>>> create mode 100644 drivers/gpu/drm/radeon/amdkfd/Makefile
>>> create mode 100644 drivers/gpu/drm/radeon/amdkfd/cik_regs.h
>>> create mode 100644 drivers/gpu/drm/radeon/amdkfd/kfd_aperture.c
>>> create mode 100644 drivers/gpu/drm/radeon/amdkfd/kfd_chardev.c
>>> create mode 100644 drivers/gpu/drm/radeon/amdkfd/kfd_crat.h
>>> create mode 100644 drivers/gpu/drm/radeon/amdkfd/kfd_device.c
>>> create mode 100644 drivers/gpu/drm/radeon/amdkfd/kfd_device_queue_manager.c
>>> create mode 100644 drivers/gpu/drm/radeon/amdkfd/kfd_device_queue_manager.h
>>> create mode 100644 drivers/gpu/drm/radeon/amdkfd/kfd_doorbell.c
>>> create mode 100644 drivers/gpu/drm/radeon/amdkfd/kfd_interrupt.c
>>> create mode 100644 drivers/gpu/drm/radeon/amdkfd/kfd_kernel_queue.c
>>> create mode 100644 drivers/gpu/drm/radeon/amdkfd/kfd_kernel_queue.h
>>> create mode 100644 drivers/gpu/drm/radeon/amdkfd/kfd_module.c
>>> create mode 100644 drivers/gpu/drm/radeon/amdkfd/kfd_mqd_manager.c
>>> create mode 100644 drivers/gpu/drm/radeon/amdkfd/kfd_mqd_manager.h
>>> create mode 100644 drivers/gpu/drm/radeon/amdkfd/kfd_packet_manager.c
>>> create mode 100644 drivers/gpu/drm/radeon/amdkfd/kfd_pasid.c
>>> create mode 100644 drivers/gpu/drm/radeon/amdkfd/kfd_pm4_headers.h
>>> create mode 100644 drivers/gpu/drm/radeon/amdkfd/kfd_pm4_opcodes.h
>>> create mode 100644 drivers/gpu/drm/radeon/amdkfd/kfd_priv.h
>>> create mode 100644 drivers/gpu/drm/radeon/amdkfd/kfd_process.c
>>> create mode 100644 drivers/gpu/drm/radeon/amdkfd/kfd_process_queue_manager.c
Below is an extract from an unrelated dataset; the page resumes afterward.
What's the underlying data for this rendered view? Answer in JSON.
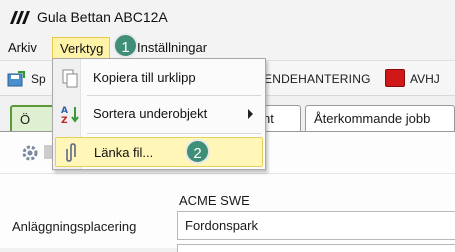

>>> create mode 100644 drivers/gpu/drm/radeon/amdkfd/kfd_queue.c
>>> create mode 100644 drivers/gpu/drm/radeon/amdkfd/kfd_topology.c
>>> create mode 100644 drivers/gpu/drm/radeon/amdkfd/kfd_topology.h
>>> create mode 100644 drivers/gpu/drm/radeon/radeon_kfd.c
>>> create mode 100644 drivers/gpu/drm/radeon/radeon_kfd.h
>>> create mode 100644 include/uapi/linux/kfd_ioctl.h
>>> dri-devel mailing list
> dri-devel mailing list
To unsubscribe from this list: send the line "unsubscribe linux-kernel" in
the body of a message to majordomo@xxxxxxxxxxxxxxx
More majordomo info at http://vger.kernel.org/majordomo-info.html
Please read the FAQ at http://www.tux.org/lkml/